__Requirement__
Copy each line of the records that includes "Régulier".

__Available data__
——

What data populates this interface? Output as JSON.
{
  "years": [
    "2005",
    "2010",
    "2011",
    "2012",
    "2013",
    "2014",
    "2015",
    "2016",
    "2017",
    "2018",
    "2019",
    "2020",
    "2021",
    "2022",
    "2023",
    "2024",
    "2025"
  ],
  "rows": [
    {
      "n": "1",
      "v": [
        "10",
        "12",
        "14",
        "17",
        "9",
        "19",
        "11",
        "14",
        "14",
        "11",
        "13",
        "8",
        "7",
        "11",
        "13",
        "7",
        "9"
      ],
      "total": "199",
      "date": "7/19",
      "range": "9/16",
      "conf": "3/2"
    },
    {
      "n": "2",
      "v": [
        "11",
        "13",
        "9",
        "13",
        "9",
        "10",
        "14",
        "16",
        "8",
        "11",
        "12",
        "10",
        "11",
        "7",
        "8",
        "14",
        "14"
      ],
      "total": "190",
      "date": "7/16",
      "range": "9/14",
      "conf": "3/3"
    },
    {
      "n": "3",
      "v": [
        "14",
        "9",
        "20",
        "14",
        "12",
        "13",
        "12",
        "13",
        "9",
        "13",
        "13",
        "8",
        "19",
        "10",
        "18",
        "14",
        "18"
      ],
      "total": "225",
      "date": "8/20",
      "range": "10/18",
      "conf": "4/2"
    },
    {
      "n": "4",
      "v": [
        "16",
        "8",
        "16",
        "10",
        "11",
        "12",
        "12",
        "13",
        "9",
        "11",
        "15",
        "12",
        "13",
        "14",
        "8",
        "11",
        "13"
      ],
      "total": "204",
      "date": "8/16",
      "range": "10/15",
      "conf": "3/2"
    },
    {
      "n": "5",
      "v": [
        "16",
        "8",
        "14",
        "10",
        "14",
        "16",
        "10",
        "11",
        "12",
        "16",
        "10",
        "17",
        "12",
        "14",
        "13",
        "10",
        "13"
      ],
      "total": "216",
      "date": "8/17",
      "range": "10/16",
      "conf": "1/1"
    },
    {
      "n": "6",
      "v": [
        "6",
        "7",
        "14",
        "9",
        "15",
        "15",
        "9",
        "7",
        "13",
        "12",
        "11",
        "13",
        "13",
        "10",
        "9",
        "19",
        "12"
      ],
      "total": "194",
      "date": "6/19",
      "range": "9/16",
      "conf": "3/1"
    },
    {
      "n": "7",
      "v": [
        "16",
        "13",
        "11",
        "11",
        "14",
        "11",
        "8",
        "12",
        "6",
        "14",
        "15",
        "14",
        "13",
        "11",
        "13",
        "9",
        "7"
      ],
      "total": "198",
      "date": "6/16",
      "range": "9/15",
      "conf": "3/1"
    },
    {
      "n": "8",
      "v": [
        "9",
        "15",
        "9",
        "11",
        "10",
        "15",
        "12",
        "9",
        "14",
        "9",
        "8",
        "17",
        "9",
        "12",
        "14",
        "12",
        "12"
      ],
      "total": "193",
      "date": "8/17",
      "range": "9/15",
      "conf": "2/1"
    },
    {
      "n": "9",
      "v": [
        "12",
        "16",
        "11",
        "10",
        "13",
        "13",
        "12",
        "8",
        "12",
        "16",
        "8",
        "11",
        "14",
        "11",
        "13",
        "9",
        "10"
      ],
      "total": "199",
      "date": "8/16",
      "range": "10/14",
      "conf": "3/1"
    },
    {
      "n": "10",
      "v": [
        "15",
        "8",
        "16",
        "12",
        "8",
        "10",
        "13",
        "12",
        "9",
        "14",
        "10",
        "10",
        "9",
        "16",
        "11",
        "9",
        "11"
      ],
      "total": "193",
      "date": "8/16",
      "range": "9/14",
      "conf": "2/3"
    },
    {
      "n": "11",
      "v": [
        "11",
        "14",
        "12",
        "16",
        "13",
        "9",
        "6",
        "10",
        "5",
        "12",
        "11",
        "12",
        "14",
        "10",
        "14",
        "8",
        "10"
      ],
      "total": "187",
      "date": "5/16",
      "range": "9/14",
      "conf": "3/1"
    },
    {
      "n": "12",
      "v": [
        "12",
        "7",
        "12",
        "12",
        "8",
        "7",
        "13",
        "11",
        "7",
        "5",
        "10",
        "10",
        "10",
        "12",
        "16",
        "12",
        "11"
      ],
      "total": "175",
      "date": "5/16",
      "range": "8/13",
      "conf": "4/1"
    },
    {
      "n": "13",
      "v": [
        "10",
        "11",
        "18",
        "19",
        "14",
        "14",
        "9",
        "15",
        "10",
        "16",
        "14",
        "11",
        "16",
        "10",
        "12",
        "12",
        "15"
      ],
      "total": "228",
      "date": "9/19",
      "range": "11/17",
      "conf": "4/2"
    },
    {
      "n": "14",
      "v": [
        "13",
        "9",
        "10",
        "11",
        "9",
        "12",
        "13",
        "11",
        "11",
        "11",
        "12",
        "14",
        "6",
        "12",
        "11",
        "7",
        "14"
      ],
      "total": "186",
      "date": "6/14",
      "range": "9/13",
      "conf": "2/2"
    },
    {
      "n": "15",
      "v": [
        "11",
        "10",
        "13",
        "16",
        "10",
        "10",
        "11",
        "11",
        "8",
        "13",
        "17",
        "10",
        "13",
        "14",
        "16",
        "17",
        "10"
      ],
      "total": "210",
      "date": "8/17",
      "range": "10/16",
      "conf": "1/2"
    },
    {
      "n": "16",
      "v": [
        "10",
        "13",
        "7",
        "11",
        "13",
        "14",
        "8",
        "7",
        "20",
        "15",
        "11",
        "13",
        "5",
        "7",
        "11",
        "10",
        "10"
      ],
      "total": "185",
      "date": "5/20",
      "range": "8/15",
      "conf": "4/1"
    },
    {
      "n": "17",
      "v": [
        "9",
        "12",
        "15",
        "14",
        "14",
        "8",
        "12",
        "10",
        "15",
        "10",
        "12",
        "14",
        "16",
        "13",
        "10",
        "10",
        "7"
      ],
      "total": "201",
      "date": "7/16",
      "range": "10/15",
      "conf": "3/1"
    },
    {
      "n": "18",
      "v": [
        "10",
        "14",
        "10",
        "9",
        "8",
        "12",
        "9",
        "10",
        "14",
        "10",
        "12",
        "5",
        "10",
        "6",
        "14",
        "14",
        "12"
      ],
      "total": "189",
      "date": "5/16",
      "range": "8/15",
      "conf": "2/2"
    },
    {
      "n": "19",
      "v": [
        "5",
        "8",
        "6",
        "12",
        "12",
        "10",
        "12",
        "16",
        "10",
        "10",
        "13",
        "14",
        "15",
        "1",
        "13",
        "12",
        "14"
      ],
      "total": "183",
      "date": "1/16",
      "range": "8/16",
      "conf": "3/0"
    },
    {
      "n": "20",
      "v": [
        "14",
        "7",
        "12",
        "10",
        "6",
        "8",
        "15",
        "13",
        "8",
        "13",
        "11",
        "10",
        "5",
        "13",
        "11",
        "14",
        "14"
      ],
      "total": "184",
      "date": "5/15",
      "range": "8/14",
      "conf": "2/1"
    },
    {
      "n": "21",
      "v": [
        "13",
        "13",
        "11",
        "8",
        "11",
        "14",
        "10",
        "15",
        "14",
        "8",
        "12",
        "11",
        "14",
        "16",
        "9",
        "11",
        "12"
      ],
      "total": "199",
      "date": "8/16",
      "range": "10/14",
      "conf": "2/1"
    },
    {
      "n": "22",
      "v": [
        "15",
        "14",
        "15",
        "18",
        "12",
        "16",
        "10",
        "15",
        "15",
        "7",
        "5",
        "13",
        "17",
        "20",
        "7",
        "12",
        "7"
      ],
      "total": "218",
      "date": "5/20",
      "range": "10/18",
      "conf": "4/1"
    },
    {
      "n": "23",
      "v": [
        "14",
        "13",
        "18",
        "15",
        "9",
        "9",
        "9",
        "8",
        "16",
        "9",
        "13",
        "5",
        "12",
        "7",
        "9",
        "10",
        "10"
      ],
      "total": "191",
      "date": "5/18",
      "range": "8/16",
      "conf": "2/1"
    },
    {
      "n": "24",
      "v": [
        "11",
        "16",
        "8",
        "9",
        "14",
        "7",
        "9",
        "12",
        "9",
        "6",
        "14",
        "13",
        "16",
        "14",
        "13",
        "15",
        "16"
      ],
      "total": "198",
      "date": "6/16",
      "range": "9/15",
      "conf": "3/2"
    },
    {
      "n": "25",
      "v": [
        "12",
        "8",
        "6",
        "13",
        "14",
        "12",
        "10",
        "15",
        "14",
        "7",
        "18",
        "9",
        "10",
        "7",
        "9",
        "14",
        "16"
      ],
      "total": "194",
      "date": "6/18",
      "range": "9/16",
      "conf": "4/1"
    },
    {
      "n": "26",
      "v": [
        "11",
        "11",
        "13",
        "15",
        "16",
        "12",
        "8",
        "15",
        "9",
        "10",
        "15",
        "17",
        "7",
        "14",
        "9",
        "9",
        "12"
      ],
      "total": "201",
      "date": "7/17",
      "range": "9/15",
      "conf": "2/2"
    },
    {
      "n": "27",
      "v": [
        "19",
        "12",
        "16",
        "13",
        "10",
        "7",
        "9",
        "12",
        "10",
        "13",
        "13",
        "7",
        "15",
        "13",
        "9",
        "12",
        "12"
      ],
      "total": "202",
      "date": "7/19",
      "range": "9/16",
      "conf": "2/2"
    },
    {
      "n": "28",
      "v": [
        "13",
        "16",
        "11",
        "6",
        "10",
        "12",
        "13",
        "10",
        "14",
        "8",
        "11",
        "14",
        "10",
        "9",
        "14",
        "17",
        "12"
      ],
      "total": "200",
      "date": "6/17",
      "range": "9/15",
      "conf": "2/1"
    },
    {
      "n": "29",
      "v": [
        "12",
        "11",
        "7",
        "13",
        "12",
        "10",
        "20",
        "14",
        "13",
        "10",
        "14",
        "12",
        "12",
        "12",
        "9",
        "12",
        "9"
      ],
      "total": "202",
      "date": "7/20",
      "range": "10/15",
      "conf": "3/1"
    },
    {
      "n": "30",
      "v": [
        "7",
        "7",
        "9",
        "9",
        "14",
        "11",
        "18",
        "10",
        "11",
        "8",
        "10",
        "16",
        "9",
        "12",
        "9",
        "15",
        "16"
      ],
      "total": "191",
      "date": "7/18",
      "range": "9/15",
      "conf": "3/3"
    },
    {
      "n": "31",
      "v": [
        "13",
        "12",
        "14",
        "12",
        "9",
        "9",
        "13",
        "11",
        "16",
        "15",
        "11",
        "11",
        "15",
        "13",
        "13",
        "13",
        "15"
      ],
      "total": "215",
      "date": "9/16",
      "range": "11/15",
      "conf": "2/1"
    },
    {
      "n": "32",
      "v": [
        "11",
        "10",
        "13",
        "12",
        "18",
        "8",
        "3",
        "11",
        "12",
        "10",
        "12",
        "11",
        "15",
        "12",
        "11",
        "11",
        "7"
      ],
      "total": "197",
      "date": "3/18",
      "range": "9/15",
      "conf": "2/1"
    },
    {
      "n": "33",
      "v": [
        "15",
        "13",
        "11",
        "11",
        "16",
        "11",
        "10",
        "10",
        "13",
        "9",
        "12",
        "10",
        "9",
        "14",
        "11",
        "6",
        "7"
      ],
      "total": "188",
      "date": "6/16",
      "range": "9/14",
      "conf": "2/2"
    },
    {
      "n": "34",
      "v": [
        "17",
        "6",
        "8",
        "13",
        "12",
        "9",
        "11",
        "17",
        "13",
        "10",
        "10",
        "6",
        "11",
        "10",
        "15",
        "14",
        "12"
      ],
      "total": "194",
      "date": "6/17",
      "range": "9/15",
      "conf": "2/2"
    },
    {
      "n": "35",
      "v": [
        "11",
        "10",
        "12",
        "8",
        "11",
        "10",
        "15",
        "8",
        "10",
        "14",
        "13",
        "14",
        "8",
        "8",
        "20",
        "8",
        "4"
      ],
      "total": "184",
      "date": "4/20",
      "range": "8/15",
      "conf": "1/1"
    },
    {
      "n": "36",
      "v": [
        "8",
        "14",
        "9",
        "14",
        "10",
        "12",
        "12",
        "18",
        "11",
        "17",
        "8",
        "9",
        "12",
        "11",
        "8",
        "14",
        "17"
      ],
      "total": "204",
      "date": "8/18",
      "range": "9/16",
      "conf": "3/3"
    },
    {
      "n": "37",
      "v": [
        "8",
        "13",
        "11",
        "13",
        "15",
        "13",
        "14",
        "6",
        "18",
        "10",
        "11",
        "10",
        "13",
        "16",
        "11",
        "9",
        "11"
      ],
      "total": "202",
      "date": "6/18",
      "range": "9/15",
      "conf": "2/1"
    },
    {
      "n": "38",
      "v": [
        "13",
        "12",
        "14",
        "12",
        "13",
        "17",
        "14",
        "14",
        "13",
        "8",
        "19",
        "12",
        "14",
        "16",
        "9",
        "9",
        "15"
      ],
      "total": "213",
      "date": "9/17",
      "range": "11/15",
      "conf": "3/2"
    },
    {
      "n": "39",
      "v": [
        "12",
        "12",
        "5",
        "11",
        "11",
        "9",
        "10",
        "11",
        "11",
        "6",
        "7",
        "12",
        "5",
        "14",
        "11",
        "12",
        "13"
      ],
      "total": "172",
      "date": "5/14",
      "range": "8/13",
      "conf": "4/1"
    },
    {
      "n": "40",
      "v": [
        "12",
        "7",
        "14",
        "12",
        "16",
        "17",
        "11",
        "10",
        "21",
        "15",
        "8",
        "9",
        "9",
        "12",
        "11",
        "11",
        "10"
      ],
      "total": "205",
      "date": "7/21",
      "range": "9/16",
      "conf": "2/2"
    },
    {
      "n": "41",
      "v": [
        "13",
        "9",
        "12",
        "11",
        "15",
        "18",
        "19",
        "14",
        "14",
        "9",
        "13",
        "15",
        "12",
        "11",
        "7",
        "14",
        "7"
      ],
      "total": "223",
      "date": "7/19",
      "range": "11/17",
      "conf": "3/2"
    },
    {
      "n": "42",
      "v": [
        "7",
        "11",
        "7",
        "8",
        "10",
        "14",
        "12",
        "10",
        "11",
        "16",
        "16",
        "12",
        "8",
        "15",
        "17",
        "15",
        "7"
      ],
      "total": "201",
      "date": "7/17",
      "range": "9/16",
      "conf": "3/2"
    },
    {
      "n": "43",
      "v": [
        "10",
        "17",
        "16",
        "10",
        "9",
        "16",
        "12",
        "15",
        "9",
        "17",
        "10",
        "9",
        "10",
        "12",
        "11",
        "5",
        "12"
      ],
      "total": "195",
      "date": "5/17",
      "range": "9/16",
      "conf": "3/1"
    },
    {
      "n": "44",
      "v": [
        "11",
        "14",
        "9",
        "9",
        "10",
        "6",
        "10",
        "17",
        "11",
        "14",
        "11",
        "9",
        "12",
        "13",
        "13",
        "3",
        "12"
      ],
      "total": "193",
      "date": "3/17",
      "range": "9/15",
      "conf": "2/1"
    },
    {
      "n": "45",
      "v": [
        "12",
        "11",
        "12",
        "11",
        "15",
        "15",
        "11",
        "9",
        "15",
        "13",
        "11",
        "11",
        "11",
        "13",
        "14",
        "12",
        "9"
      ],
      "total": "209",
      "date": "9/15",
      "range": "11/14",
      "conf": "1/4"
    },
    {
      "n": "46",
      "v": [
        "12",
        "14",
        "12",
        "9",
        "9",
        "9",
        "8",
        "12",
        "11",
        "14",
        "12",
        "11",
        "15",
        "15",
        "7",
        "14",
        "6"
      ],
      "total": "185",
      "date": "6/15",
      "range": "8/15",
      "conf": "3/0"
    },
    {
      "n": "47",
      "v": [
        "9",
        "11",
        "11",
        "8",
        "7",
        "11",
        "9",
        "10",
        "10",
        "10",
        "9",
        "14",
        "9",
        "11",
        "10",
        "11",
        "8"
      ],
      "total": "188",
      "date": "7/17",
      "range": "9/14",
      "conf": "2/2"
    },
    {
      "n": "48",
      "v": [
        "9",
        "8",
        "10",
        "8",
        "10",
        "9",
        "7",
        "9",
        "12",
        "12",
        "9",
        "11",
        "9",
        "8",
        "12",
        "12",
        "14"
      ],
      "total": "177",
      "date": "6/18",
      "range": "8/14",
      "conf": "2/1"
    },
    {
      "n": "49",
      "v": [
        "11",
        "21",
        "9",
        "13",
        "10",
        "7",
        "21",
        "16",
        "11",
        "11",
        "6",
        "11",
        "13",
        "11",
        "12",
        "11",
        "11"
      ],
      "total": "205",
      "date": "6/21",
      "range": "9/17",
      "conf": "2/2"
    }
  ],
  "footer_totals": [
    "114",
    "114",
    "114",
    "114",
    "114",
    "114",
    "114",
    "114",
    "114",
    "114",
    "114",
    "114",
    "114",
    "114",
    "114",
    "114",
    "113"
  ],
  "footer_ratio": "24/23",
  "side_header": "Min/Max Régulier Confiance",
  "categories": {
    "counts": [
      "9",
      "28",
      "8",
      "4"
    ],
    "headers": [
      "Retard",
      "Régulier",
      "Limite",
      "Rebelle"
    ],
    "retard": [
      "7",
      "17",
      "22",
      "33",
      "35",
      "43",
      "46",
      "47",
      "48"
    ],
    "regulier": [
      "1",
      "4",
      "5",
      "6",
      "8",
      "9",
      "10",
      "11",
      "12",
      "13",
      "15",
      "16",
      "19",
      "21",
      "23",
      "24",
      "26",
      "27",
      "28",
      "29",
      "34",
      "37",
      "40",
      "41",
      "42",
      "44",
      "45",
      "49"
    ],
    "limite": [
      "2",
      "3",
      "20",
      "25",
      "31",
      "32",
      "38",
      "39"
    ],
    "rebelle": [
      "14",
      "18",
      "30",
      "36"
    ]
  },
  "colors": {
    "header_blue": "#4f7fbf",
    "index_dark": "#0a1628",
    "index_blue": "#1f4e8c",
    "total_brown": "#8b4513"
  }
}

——

__Result of the exercise__
  "side_header": "Min/Max Régulier Confiance",
      "Régulier",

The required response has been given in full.